The records |
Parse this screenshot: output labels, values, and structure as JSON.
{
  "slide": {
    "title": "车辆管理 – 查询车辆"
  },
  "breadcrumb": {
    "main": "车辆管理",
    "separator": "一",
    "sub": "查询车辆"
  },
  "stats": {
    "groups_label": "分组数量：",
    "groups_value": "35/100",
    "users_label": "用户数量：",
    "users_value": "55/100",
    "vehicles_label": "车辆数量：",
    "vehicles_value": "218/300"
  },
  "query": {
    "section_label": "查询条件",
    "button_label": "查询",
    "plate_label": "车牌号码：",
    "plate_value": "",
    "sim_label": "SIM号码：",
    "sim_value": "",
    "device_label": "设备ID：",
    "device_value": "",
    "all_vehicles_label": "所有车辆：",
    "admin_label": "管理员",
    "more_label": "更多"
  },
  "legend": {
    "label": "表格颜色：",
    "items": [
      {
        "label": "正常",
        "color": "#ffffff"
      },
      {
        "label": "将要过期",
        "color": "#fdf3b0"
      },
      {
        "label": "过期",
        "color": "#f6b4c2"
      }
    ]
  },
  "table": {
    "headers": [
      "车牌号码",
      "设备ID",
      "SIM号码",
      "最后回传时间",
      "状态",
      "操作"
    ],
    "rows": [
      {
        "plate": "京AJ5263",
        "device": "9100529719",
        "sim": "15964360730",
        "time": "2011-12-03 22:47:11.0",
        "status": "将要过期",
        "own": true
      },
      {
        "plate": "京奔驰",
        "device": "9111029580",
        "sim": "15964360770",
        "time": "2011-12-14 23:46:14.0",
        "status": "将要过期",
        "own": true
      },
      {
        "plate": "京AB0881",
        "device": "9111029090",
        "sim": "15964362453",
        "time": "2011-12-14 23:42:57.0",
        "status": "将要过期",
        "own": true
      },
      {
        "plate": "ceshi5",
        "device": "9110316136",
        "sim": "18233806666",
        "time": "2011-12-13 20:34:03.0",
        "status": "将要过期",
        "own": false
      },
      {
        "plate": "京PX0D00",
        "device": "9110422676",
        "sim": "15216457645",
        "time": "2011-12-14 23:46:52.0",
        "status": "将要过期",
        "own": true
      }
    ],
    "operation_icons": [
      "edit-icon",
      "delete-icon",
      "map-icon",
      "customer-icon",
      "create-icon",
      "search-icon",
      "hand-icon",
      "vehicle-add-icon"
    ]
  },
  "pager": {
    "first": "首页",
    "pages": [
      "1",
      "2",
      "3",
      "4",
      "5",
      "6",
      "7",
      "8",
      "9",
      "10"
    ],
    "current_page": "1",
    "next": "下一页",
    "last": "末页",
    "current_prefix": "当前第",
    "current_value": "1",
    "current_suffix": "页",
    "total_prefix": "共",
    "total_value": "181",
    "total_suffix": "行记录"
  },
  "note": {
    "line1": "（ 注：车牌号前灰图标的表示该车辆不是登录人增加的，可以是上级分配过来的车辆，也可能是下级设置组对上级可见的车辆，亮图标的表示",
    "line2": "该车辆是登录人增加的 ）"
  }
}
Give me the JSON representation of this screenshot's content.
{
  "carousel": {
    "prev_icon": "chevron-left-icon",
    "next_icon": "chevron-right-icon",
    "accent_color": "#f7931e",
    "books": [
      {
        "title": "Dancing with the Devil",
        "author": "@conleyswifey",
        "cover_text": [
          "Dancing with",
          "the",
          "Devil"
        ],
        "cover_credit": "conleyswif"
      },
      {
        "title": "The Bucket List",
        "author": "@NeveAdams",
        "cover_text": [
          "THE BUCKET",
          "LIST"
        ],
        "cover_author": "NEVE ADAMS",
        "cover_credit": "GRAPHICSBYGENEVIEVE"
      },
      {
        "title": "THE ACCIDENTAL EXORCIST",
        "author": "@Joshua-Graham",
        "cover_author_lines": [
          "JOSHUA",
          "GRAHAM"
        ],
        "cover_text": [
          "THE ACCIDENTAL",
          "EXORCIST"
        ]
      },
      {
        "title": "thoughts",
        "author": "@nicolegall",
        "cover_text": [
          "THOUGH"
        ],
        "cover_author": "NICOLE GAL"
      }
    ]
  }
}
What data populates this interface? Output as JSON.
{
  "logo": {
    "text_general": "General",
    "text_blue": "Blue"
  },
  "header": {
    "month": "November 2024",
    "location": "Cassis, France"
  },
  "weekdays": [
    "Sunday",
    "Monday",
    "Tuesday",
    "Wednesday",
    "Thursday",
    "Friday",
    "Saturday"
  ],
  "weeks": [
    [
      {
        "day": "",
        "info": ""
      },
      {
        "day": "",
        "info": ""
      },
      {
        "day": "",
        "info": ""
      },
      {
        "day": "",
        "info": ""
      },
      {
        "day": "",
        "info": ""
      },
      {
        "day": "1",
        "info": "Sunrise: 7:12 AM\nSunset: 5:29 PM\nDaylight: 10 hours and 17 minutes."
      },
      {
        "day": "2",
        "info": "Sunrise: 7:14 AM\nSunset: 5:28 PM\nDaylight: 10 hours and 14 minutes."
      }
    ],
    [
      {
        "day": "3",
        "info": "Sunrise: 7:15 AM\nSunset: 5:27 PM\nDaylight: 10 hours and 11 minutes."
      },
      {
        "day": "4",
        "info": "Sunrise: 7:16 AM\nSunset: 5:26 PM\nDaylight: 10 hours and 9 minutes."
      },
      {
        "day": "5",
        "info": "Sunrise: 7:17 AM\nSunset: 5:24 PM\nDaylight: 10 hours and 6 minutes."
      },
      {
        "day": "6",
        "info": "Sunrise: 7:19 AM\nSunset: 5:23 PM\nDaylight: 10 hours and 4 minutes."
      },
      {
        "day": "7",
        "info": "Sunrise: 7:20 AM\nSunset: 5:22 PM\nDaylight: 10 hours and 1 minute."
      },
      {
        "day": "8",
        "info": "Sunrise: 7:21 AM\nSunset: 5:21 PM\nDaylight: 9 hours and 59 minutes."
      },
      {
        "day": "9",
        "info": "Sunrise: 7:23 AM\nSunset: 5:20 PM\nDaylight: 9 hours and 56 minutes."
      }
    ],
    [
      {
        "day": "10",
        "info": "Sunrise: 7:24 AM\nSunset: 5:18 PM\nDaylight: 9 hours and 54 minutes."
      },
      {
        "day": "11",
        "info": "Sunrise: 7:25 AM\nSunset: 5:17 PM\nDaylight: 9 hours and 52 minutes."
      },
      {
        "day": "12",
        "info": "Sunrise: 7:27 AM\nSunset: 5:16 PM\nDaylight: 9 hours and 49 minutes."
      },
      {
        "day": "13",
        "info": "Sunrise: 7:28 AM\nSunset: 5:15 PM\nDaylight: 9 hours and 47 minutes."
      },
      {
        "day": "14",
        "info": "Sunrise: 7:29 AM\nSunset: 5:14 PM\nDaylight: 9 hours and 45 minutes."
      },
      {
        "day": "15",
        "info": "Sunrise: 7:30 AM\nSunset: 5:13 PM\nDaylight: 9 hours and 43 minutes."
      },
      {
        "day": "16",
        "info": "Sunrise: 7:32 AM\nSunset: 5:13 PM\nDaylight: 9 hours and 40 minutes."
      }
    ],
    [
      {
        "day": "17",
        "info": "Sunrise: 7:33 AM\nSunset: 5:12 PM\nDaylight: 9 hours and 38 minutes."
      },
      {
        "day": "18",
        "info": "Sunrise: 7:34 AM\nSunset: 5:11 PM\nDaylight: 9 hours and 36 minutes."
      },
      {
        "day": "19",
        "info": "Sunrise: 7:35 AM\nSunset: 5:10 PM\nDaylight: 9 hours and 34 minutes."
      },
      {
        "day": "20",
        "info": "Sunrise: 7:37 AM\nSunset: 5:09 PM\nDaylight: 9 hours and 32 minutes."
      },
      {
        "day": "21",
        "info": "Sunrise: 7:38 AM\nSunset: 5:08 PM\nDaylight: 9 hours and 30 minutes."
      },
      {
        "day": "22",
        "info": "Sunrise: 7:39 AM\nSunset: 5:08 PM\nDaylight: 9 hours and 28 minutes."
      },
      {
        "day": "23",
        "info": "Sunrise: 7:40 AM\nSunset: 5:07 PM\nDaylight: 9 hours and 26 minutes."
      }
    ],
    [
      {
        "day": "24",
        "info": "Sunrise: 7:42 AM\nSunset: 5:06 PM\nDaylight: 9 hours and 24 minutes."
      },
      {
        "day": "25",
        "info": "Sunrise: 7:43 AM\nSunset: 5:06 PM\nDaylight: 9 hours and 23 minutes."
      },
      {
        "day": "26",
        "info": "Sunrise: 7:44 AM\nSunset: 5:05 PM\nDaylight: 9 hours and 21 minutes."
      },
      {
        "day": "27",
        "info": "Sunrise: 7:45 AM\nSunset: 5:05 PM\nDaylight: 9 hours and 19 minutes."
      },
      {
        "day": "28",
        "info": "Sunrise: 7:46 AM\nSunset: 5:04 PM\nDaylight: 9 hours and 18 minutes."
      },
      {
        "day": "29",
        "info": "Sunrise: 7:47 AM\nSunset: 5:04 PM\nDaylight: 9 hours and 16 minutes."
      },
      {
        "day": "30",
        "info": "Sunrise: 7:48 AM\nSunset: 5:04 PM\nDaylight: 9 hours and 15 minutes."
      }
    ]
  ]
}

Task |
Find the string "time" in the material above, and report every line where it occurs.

Exercise response |
        "time": "2011-12-03 22:47:11.0",
        "time": "2011-12-14 23:46:14.0",
        "time": "2011-12-14 23:42:57.0",
        "time": "2011-12-13 20:34:03.0",
        "time": "2011-12-14 23:46:52.0",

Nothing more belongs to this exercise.